Some days I wish I was the kind of person who had one email addresses and didn’t care if it had hundreds of unread emails in it. Instead, I have upwards of ten, including six different work inboxes, and I start to get a little antsy if a double digit number is staring me down anywhere for more than a couple days.

So this Sunday, I am grateful that my personal inboxes (the most relentless red eye on my smartphone) are now down to just one unread email. That means I’ve paid my bills for the month. I’ve caught up on all the blogs I want to read. I’ve even finally remembered to update my FasTrack mailing address and dig through the stack of unopened mail to find three our of four of the W4s or whatever that I’m supposed to have. Despite being so sick yesterday that I threw up and slept nearly all day, since Friday afternoon I’ve also scooped the litter boxes/swept up the litter on the floor twice, neatened up the dining room table, washed some dishes, and voluntarily initiated a phone call with my parents.

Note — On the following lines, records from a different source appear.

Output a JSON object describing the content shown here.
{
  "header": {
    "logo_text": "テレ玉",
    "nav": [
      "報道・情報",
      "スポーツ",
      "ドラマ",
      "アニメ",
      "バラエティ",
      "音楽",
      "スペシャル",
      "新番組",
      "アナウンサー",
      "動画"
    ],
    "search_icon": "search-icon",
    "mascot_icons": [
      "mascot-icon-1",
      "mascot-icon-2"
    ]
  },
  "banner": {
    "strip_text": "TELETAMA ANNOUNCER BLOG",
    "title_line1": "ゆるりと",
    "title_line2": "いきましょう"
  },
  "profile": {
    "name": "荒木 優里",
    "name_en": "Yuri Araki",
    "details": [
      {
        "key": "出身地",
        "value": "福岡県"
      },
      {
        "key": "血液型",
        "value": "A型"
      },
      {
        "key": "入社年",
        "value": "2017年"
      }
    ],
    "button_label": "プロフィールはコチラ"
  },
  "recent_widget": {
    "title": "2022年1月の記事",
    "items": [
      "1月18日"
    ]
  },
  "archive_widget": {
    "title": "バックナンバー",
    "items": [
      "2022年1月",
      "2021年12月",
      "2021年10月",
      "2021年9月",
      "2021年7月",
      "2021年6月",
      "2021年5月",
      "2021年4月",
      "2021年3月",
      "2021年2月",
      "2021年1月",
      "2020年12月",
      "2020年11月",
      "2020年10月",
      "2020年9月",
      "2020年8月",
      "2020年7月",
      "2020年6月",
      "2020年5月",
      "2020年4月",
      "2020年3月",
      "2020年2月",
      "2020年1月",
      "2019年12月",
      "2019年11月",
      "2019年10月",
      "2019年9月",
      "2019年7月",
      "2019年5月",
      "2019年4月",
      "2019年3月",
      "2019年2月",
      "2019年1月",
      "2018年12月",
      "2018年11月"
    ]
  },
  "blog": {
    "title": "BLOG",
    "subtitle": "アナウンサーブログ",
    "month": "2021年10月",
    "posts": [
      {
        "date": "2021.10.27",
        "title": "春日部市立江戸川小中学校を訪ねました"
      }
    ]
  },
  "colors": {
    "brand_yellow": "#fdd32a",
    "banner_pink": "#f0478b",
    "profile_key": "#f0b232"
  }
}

And I’d like to thank a friend of mine for emailing me the link to this TED Talk video about stress, which I finally watched today. Did you know that stress isn’t as bad for you as simply believing that stress is bad for you? I knew it was a motivator, but I didn’t know that oxytocin, a stress hormone, helps strengthen your heart. If you stop to think about it, it makes a lot of evolutionary sense. I’ll leave you with the video — please feel free to comment on it and/or about how you feel about the little red numbers.

Grateful but not posting about it this week

I have a lot of things in my life to be greatful for. I’m in love with someone who loves me, and we have two snugly kittens. I got to meet three of my great-grandparents and all four of my grandparents. I am in good health. I have a job and a steady paycheck. I qualify for Covered California. I have a home. I have a really good pie crust recipe. I am on good terms with everyone in my family. 

Lots of good things. 

But right now I’m sad. Last week, my father’s mother passed away at the impressive age of 102, the same age her mother was when she died. Grammy had been saying she was ready to go for the past few years… but it’s still sad. It happened right before Thanksgiving and my dad’s birthday. 

I will miss her so much. I will, as soon as I get to Montana next week for the funeral and all the nostalgia is going to hit me all at once. For now, I am merely sad. 

August 1914 – November 2016